Fire, Carbon Sequestration, and Averted Emissions
California is on the verge of implementing carbon accounting protocols, and many want to know the role that forests may be able to play in this framework. As part of the West Coast Regional Carbon Sequestration Partnership (WESTCARB) project, we have developed a methodology for determining “baseline” area burned in different regions, which will be inputs to quantifying carbon offsets due to fuels treatments. This research has far-reaching policy implications as California and many other states prepare for a cap-and-trade carbon market process.
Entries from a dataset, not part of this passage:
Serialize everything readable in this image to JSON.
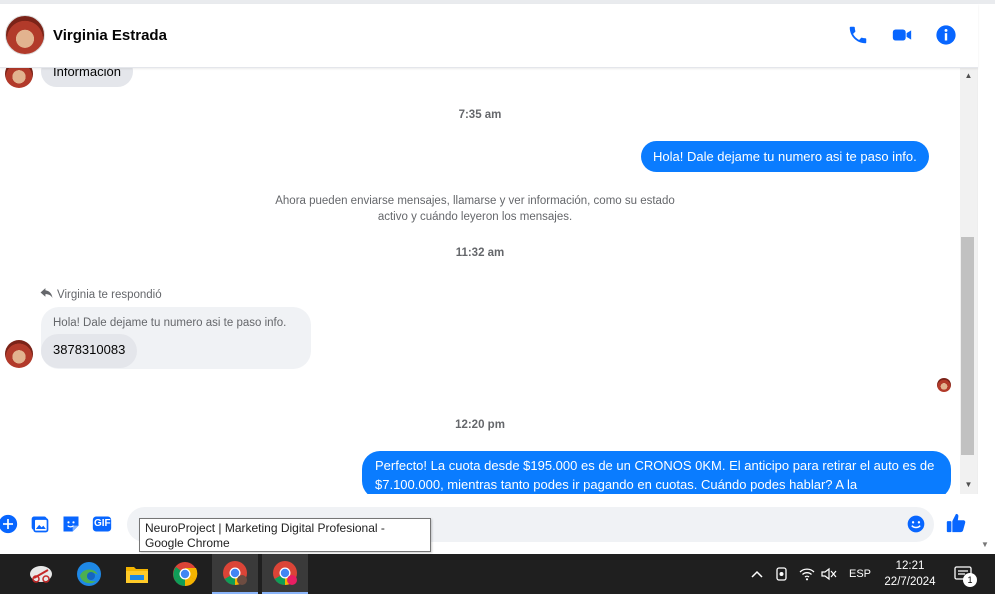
{
  "header": {
    "contact_name": "Virginia Estrada"
  },
  "messages": {
    "top_partial": "Información",
    "time1": "7:35 am",
    "out1": "Hola! Dale dejame tu numero  asi te paso info.",
    "system_line1": "Ahora pueden enviarse mensajes, llamarse y ver información, como su estado",
    "system_line2": "activo y cuándo leyeron los mensajes.",
    "time2": "11:32 am",
    "reply_header": "Virginia te respondió",
    "reply_quoted": "Hola! Dale dejame tu numero  asi te paso info.",
    "in_phone": "3878310083",
    "time3": "12:20 pm",
    "out2": "Perfecto! La cuota desde $195.000 es de un CRONOS 0KM. El anticipo para retirar el auto es de $7.100.000, mientras tanto podes ir pagando en cuotas. Cuándo podes hablar? A la"
  },
  "composer": {
    "tooltip_text": "NeuroProject | Marketing Digital Profesional - Google Chrome",
    "gif_label": "GIF"
  },
  "taskbar": {
    "language": "ESP",
    "time": "12:21",
    "date": "22/7/2024",
    "notifications": "1"
  },
  "colors": {
    "accent": "#0a7cff",
    "icon_blue": "#0866ff",
    "taskbar": "#1f1f1f"
  }
}
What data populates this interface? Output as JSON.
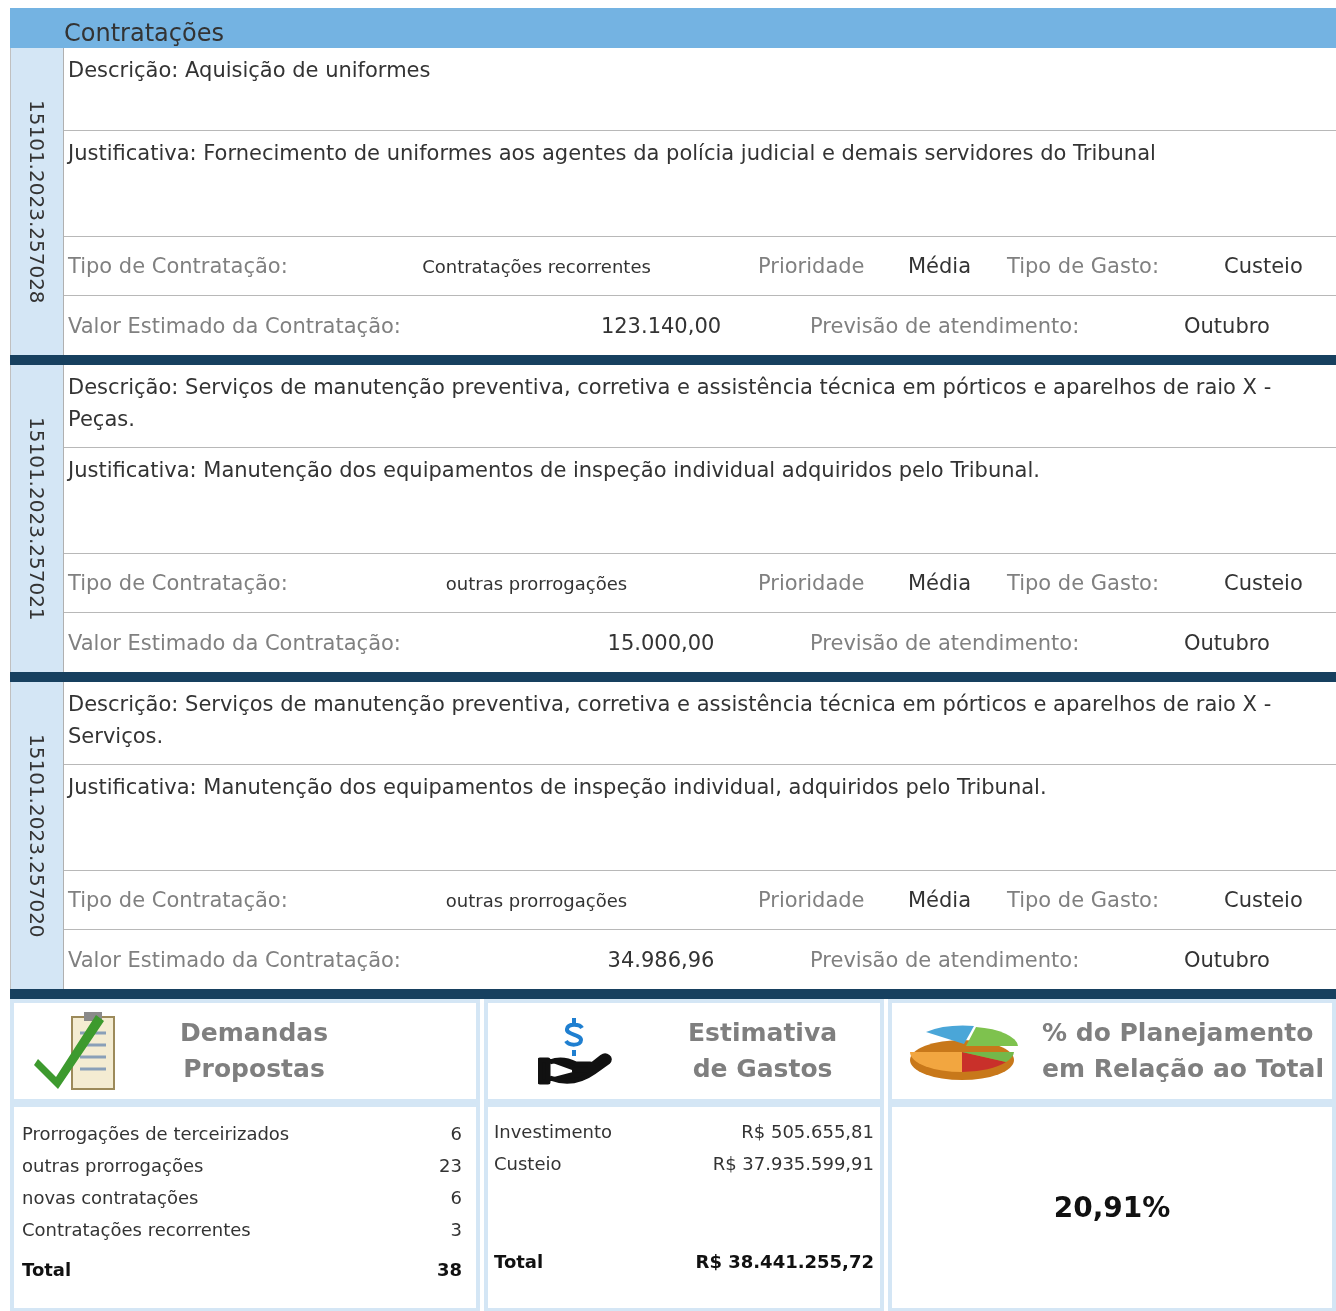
{
  "section_title": "Contratações",
  "records": [
    {
      "id": "15101.2023.257028",
      "description": "Descrição: Aquisição de uniformes",
      "justification": "Justificativa: Fornecimento de uniformes aos agentes da polícia judicial e demais servidores do Tribunal",
      "contract_type_label": "Tipo de Contratação:",
      "contract_type": "Contratações recorrentes",
      "priority_label": "Prioridade",
      "priority": "Média",
      "expense_type_label": "Tipo de Gasto:",
      "expense_type": "Custeio",
      "value_label": "Valor Estimado da Contratação:",
      "value": "123.140,00",
      "forecast_label": "Previsão de atendimento:",
      "forecast": "Outubro"
    },
    {
      "id": "15101.2023.257021",
      "description": "Descrição: Serviços de manutenção preventiva, corretiva e assistência técnica em pórticos e aparelhos de raio X - Peças.",
      "justification": "Justificativa: Manutenção dos equipamentos de inspeção individual adquiridos pelo Tribunal.",
      "contract_type_label": "Tipo de Contratação:",
      "contract_type": "outras prorrogações",
      "priority_label": "Prioridade",
      "priority": "Média",
      "expense_type_label": "Tipo de Gasto:",
      "expense_type": "Custeio",
      "value_label": "Valor Estimado da Contratação:",
      "value": "15.000,00",
      "forecast_label": "Previsão de atendimento:",
      "forecast": "Outubro"
    },
    {
      "id": "15101.2023.257020",
      "description": "Descrição: Serviços de manutenção preventiva, corretiva e assistência técnica em pórticos e aparelhos de raio X - Serviços.",
      "justification": "Justificativa: Manutenção dos equipamentos de inspeção individual, adquiridos pelo Tribunal.",
      "contract_type_label": "Tipo de Contratação:",
      "contract_type": "outras prorrogações",
      "priority_label": "Prioridade",
      "priority": "Média",
      "expense_type_label": "Tipo de Gasto:",
      "expense_type": "Custeio",
      "value_label": "Valor Estimado da Contratação:",
      "value": "34.986,96",
      "forecast_label": "Previsão de atendimento:",
      "forecast": "Outubro"
    }
  ],
  "demands": {
    "title_lines": [
      "Demandas",
      "Propostas"
    ],
    "rows": [
      {
        "label": "Prorrogações de terceirizados",
        "count": "6"
      },
      {
        "label": "outras prorrogações",
        "count": "23"
      },
      {
        "label": "novas contratações",
        "count": "6"
      },
      {
        "label": "Contratações recorrentes",
        "count": "3"
      }
    ],
    "total_label": "Total",
    "total": "38"
  },
  "spending": {
    "title_lines": [
      "Estimativa",
      "de Gastos"
    ],
    "rows": [
      {
        "label": "Investimento",
        "amount": "R$ 505.655,81"
      },
      {
        "label": "Custeio",
        "amount": "R$ 37.935.599,91"
      }
    ],
    "total_label": "Total",
    "total": "R$ 38.441.255,72"
  },
  "planning": {
    "title_lines": [
      "% do Planejamento",
      "em Relação ao Total"
    ],
    "percent": "20,91%"
  }
}
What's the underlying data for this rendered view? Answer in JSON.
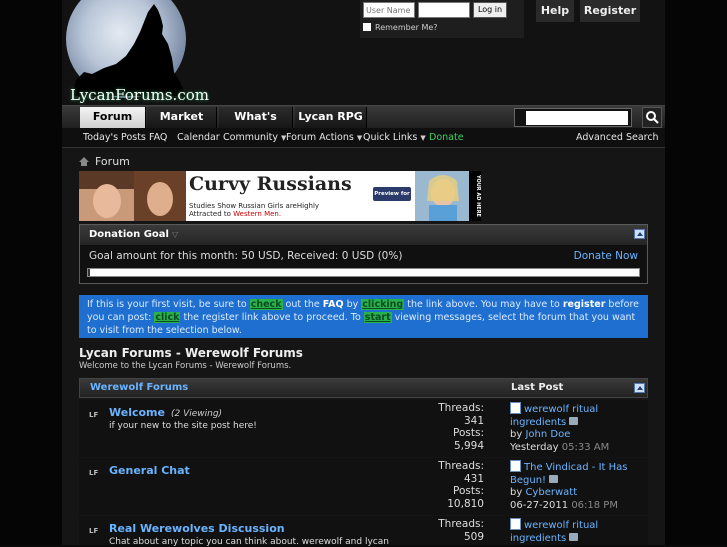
{
  "header": {
    "logo_text": "LycanForums.com",
    "login": {
      "username_placeholder": "User Name",
      "password_placeholder": "",
      "login_button": "Log in",
      "remember_me": "Remember Me?"
    },
    "help": "Help",
    "register": "Register"
  },
  "nav": {
    "tabs": [
      {
        "label": "Forum",
        "active": true
      },
      {
        "label": "Market",
        "active": false
      },
      {
        "label": "What's New?",
        "active": false
      },
      {
        "label": "Lycan RPG",
        "active": false
      }
    ],
    "search_placeholder": ""
  },
  "subnav": {
    "todays_posts": "Today's Posts",
    "faq": "FAQ",
    "calendar": "Calendar",
    "community": "Community",
    "forum_actions": "Forum Actions",
    "quick_links": "Quick Links",
    "donate": "Donate",
    "advanced_search": "Advanced Search"
  },
  "breadcrumb": {
    "label": "Forum"
  },
  "ad": {
    "headline": "Curvy Russians",
    "subline_a": "Studies Show Russian Girls areHighly Attracted to",
    "subline_b": "Western Men.",
    "preview": "Preview for FREE",
    "side": "YOUR AD HERE"
  },
  "donation": {
    "title": "Donation Goal",
    "text": "Goal amount for this month: 50 USD, Received: 0 USD (0%)",
    "donate_now": "Donate Now",
    "progress_fraction": 0.0
  },
  "notice": {
    "t1": "If this is your first visit, be sure to",
    "l1": "check",
    "t2": "out the",
    "faq": "FAQ",
    "t3": "by",
    "l2": "clicking",
    "t4": "the link above. You may have to",
    "register": "register",
    "t5": "before you can post:",
    "l3": "click",
    "t6": "the register link above to proceed. To",
    "l4": "start",
    "t7": "viewing messages, select the forum that you want to visit from the selection below."
  },
  "forums": {
    "title": "Lycan Forums - Werewolf Forums",
    "subtitle": "Welcome to the Lycan Forums - Werewolf Forums.",
    "section": "Werewolf Forums",
    "last_post_header": "Last Post",
    "rows": [
      {
        "icon": "LF",
        "name": "Welcome",
        "viewing": "(2 Viewing)",
        "desc": "if your new to the site post here!",
        "threads_label": "Threads:",
        "threads": "341",
        "posts_label": "Posts:",
        "posts": "5,994",
        "lp_title": "werewolf ritual ingredients",
        "lp_by": "by",
        "lp_user": "John Doe",
        "lp_date": "Yesterday",
        "lp_time": "05:33 AM"
      },
      {
        "icon": "LF",
        "name": "General Chat",
        "viewing": "",
        "desc": "",
        "threads_label": "Threads:",
        "threads": "431",
        "posts_label": "Posts:",
        "posts": "10,810",
        "lp_title": "The Vindicad - It Has Begun!",
        "lp_by": "by",
        "lp_user": "Cyberwatt",
        "lp_date": "06-27-2011",
        "lp_time": "06:18 PM"
      },
      {
        "icon": "LF",
        "name": "Real Werewolves Discussion",
        "viewing": "",
        "desc": "Chat about any topic you can think about. werewolf and lycan",
        "threads_label": "Threads:",
        "threads": "509",
        "posts_label": "",
        "posts": "",
        "lp_title": "werewolf ritual ingredients",
        "lp_by": "",
        "lp_user": "",
        "lp_date": "",
        "lp_time": ""
      }
    ]
  }
}
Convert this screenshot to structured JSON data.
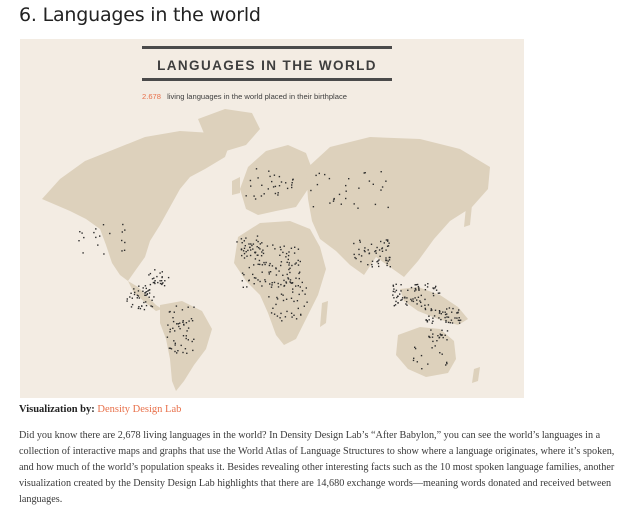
{
  "heading": "6. Languages in the world",
  "figure": {
    "title": "LANGUAGES IN THE WORLD",
    "count": "2.678",
    "subtitle": "living languages in the world placed in their birthplace",
    "colors": {
      "background": "#f3ece3",
      "land": "#ddd1bc",
      "dots": "#2d2d2d",
      "accent": "#e8704a",
      "rule": "#4a4a4a"
    }
  },
  "credit": {
    "label": "Visualization by:",
    "link_text": "Density Design Lab"
  },
  "paragraph": "Did you know there are 2,678 living languages in the world? In Density Design Lab’s “After Babylon,” you can see the world’s languages in a collection of interactive maps and graphs that use the World Atlas of Language Structures to show where a language originates, where it’s spoken, and how much of the world’s population speaks it. Besides revealing other interesting facts such as the 10 most spoken language families, another visualization created by the Density Design Lab highlights that there are 14,680 exchange words—meaning words donated and received between languages."
}
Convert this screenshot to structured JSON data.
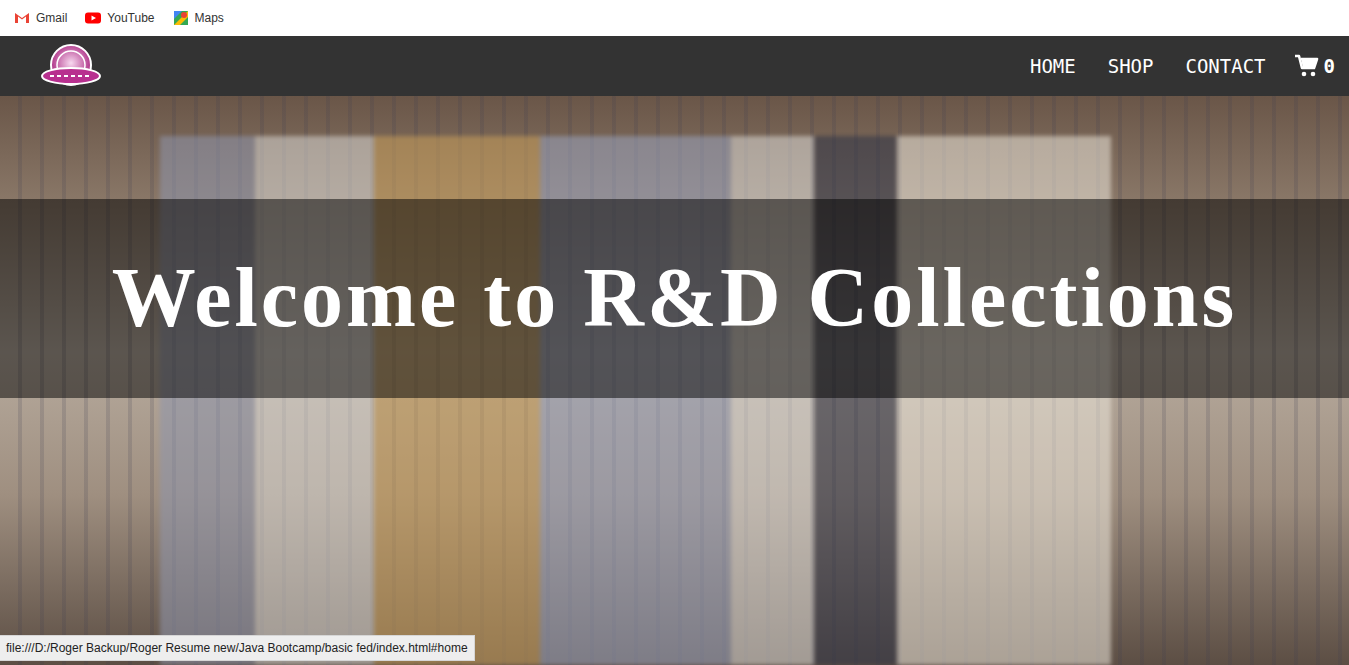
{
  "bookmarks": [
    {
      "label": "Gmail",
      "kind": "gmail"
    },
    {
      "label": "YouTube",
      "kind": "youtube"
    },
    {
      "label": "Maps",
      "kind": "maps"
    }
  ],
  "nav": {
    "links": [
      {
        "label": "HOME",
        "selected": false
      },
      {
        "label": "SHOP",
        "selected": false
      },
      {
        "label": "CONTACT",
        "selected": false
      }
    ],
    "cart_count": "0"
  },
  "hero": {
    "title": "Welcome to R&D Collections"
  },
  "status_bar": "file:///D:/Roger Backup/Roger Resume new/Java Bootcamp/basic fed/index.html#home"
}
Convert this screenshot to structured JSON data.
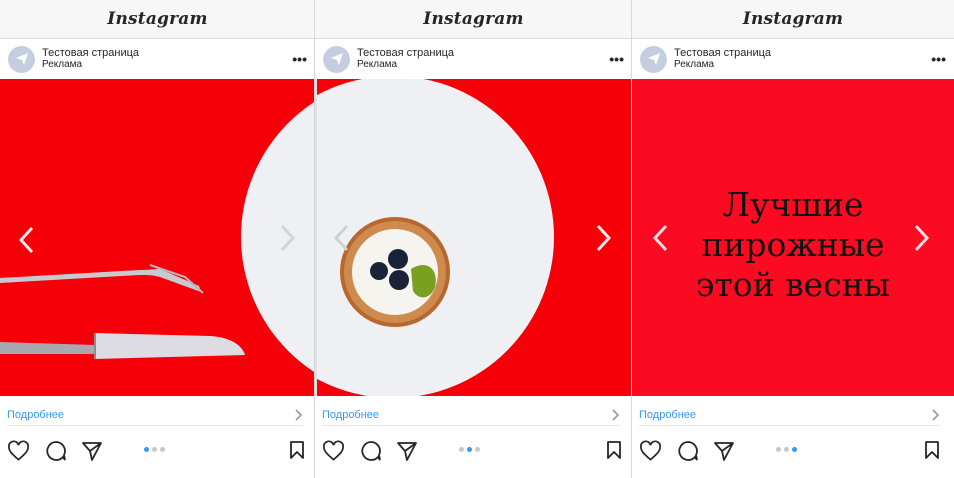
{
  "app": {
    "logo_text": "Instagram"
  },
  "post": {
    "account_name": "Тестовая страница",
    "sponsored_label": "Реклама",
    "more_label": "•••",
    "cta_label": "Подробнее"
  },
  "slides": [
    {
      "active_dot": 0
    },
    {
      "active_dot": 1
    },
    {
      "active_dot": 2,
      "caption_lines": [
        "Лучшие",
        "пирожные",
        "этой весны"
      ]
    }
  ],
  "carousel": {
    "dot_count": 3
  },
  "colors": {
    "media_background": "#f50008",
    "link_blue": "#3897f0",
    "plate_white": "#eef0f3",
    "topbar_background": "#f7f7f7"
  },
  "icons": [
    "heart-icon",
    "comment-icon",
    "share-icon",
    "bookmark-icon",
    "chevron-left-icon",
    "chevron-right-icon",
    "more-icon",
    "avatar-icon"
  ]
}
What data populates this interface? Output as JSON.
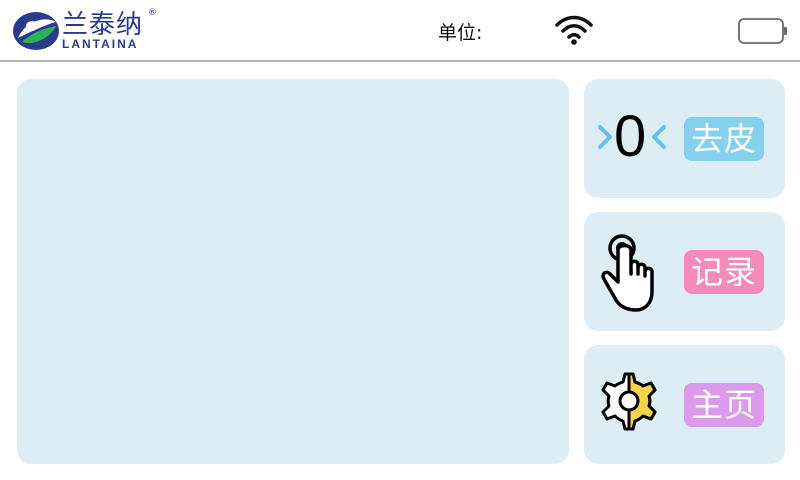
{
  "header": {
    "logo_cn": "兰泰纳",
    "logo_en": "LANTAINA",
    "logo_reg": "®",
    "unit_label": "单位:"
  },
  "icons": {
    "wifi": "wifi-icon",
    "battery": "battery-icon",
    "tare": "zero-tare-icon",
    "record": "tap-hand-icon",
    "home": "gear-icon"
  },
  "buttons": {
    "tare": {
      "label": "去皮",
      "zero": "0",
      "color": "#85d0ef"
    },
    "record": {
      "label": "记录",
      "color": "#f28bb9"
    },
    "home": {
      "label": "主页",
      "color": "#dc9bea"
    }
  },
  "colors": {
    "panel": "#dcedf6",
    "brand": "#2a3a8c",
    "chevron": "#62c3ea",
    "gear_accent": "#f6d348"
  }
}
California has become the leading state in the U.S. regarding enacting policies designed to reduce greenhouse gas emissions and sequester carbon. A.B. 32, the California Global Warming Solutions Act, points to the forestry sector for large carbon offsets. Questions surrounding carbon sequestration, fire hazards, and forest management are critical regarding carbon offsets in Sierra Nevada forests. Federal agencies such as the U.S. Forest Service are implementing treatments to reduce fire hazards and increase forest resiliency. Presently no information exists on how fuel treatments effect long-term carbon sequestration and how vulnerable forest carbon is to wildfire. We also lack information on how changing climates will modify wildfire activity and this could profoundly effect carbon sequestration and forest conservation. This research is focused on quantifying carbon sequestration and fluxes from the most commonly used fuels treatments on federal lands in the Sierra Nevada.